■ WHAT TO WORK ON ■
Count how many lines of the listing contain "card", then give that number and nothing more.

►

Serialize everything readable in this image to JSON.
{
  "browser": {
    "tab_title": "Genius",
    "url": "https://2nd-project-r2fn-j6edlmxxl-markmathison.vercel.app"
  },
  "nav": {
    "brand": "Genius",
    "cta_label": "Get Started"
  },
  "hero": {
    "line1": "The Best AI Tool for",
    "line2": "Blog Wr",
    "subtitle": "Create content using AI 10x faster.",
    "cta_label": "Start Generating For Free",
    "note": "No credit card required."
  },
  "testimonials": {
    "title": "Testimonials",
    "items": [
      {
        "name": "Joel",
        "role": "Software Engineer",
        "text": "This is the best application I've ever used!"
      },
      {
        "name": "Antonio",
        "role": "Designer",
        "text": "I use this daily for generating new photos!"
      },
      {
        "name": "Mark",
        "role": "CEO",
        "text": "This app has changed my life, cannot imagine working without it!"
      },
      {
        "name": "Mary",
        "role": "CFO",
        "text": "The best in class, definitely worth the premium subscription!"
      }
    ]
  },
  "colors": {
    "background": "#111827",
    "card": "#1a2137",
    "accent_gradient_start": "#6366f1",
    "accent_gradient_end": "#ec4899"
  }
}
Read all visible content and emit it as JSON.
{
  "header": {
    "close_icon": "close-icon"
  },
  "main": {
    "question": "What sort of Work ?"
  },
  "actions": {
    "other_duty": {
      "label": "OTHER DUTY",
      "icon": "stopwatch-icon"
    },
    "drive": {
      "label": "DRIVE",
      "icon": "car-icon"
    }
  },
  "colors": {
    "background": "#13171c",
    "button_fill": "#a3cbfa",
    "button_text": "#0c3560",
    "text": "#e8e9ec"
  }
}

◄

■ WRITTEN ANSWER ■
2